Sex, Breastfeeding, and Birth Control
Your doctor or midwife will probably give you clearance to start having sex again at this point if everything's healing normally. Even if you aren't having a period yet, you may still be fertile during this time, so you should be thinking about birth control. Depending on your personal and religious beliefs, you may want to space your children closely, or rely on breastfeeding or other natural methods for child spacing. Or you may not be sure if you want more children, want to have kids a few years apart, or know for certain your family is complete. You should know about the options available to you so that, no matter what your family preferences and needs are, you'll feel prepared to resume your sex life.
If you're breastfeeding, your chances of conceiving again are already going to be reduced for a while. If your baby is exclusively nursing, nurses at least every four hours, doesn't rely on a pacifier for much of his sucking needs, and your period hasn't come back, your chances of getting pregnant in the first six months postpartum are around 2 percent; in other words, this lactational amenorrhea method (LAM) is more effective than many other methods of birth control.

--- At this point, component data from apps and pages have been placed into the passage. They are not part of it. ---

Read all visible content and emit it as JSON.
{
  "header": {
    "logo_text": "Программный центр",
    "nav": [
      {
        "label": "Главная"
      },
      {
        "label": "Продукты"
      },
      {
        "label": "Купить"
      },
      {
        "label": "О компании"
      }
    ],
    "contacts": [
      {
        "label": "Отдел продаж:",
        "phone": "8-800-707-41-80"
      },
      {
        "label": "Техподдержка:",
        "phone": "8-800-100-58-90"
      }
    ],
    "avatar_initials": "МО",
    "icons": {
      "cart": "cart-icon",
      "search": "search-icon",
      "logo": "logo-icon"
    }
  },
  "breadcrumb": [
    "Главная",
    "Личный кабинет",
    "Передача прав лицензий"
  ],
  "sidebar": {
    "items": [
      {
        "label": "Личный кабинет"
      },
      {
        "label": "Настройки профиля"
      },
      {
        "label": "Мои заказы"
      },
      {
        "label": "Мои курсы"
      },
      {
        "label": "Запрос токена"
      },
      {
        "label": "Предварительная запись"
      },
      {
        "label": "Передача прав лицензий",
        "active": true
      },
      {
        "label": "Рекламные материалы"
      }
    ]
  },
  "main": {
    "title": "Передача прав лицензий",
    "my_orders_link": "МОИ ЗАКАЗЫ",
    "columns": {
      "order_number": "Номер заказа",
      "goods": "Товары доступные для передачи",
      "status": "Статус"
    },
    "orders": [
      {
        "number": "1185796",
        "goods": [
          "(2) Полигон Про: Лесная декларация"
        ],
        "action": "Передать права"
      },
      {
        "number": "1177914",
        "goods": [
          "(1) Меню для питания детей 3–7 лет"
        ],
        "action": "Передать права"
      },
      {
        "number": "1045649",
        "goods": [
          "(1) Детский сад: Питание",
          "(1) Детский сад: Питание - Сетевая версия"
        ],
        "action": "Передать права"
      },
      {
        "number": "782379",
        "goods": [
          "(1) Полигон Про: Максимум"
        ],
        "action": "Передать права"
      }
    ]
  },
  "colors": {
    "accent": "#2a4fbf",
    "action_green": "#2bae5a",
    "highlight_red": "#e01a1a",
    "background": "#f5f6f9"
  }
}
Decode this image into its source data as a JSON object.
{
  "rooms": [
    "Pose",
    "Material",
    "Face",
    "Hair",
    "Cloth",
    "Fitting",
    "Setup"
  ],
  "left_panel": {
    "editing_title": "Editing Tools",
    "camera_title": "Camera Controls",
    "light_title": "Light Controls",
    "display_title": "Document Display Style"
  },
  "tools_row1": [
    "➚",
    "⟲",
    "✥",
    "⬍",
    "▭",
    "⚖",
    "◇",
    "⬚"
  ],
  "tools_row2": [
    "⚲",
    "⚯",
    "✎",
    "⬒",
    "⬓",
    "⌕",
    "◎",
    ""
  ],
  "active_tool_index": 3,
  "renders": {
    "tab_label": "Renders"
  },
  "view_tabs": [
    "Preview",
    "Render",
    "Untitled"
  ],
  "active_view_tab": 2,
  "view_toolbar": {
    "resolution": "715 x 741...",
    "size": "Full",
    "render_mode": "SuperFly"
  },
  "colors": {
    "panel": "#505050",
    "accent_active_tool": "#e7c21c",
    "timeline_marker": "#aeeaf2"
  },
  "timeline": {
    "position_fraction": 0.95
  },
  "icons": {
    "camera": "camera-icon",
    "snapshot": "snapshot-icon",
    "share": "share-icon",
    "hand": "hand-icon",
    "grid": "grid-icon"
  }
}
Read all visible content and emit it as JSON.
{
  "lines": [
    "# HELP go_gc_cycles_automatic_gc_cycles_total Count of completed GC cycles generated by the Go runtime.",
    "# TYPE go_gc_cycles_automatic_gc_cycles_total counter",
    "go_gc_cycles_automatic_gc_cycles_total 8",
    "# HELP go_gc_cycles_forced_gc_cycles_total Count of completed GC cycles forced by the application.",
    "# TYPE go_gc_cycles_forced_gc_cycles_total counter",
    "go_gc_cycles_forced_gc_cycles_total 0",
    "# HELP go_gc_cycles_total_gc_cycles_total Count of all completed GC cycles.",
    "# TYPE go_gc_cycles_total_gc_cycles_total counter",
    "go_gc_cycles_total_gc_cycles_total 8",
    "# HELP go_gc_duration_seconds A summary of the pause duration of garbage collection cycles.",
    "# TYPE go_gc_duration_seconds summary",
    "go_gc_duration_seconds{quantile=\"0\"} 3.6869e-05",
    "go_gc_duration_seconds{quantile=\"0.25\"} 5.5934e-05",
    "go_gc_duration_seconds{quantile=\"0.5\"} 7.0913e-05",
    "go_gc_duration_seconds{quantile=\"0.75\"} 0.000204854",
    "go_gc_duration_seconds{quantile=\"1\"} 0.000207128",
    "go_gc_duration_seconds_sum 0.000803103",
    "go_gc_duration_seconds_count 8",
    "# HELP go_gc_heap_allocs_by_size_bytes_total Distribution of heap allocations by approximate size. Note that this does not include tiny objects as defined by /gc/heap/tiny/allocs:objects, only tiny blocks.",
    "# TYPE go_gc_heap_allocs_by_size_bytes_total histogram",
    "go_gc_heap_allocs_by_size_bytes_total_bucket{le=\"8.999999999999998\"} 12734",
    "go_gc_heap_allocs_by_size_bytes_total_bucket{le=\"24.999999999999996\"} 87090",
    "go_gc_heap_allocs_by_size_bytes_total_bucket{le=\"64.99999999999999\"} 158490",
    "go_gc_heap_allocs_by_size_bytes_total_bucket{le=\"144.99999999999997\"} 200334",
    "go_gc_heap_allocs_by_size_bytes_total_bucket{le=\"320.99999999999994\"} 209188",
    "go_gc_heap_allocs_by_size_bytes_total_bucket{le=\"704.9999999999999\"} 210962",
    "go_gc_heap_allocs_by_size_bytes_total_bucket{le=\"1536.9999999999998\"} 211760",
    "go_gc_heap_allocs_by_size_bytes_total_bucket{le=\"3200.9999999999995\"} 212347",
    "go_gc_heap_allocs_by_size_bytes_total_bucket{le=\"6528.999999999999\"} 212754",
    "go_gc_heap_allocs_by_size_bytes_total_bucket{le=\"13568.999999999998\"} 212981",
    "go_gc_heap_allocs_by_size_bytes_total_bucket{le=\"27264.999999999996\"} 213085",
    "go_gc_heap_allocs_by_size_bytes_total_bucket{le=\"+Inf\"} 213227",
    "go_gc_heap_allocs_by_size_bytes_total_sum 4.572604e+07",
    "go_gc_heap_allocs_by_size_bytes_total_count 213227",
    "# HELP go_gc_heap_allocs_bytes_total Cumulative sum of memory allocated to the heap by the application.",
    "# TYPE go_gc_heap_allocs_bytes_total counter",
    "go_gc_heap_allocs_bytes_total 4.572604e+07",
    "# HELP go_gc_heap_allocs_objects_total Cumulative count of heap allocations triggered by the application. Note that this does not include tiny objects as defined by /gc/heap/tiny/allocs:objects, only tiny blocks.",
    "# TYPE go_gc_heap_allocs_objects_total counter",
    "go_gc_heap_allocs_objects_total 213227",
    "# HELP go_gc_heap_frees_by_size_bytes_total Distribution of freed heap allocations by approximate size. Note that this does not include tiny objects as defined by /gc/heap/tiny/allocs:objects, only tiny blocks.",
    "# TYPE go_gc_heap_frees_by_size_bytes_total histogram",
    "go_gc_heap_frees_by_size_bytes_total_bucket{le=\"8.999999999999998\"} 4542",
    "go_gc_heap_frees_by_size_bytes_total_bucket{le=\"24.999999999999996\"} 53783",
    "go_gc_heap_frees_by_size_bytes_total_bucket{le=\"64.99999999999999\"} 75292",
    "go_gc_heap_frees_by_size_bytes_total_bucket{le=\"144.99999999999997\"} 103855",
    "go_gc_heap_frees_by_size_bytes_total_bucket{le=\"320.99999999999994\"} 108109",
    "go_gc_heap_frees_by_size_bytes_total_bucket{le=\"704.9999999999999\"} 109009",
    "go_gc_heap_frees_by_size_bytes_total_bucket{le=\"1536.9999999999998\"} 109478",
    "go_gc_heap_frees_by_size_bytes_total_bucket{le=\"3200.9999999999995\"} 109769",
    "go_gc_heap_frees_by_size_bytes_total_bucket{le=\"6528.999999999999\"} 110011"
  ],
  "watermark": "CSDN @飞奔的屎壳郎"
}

That's because the hormones released during frequent, exclusive nursing can keep you from ovulating and returning to fertility.
It's important to keep nursing at night if you're relying on LAM as birth control. The hormones that cause fertility are most abundant at night, so you'll need to keep creating the fertility-suppressing hormones released during breastfeeding at night as well.
After your baby is six months old, your chances of getting pregnant go back up, even if you haven't had a period yet and are still nursing a lot. You won't always be warned by a period before you start ovulating, so don't rely on your first period as a sign that your fertility has returned. If you won't be breastfeeding, you'll need to think about contraception before the first time you have sex postpartum.
Mothers who aren't nursing at all can be fertile during even the earliest postpartum weeks and have even been known to be pregnant already by the six-week postpartum checkup! If you're bottle feeding or supplementing breastfeeding with formula, or if your nursing baby sleeps long stretches at night, frequently sucks a pacifier, is older than six months, eats solid foods, or regularly goes longer than four hours between feedings, the LAM method may be ineffective or less effective for you, and you should use another form of contraceptive if you want to prevent pregnancy.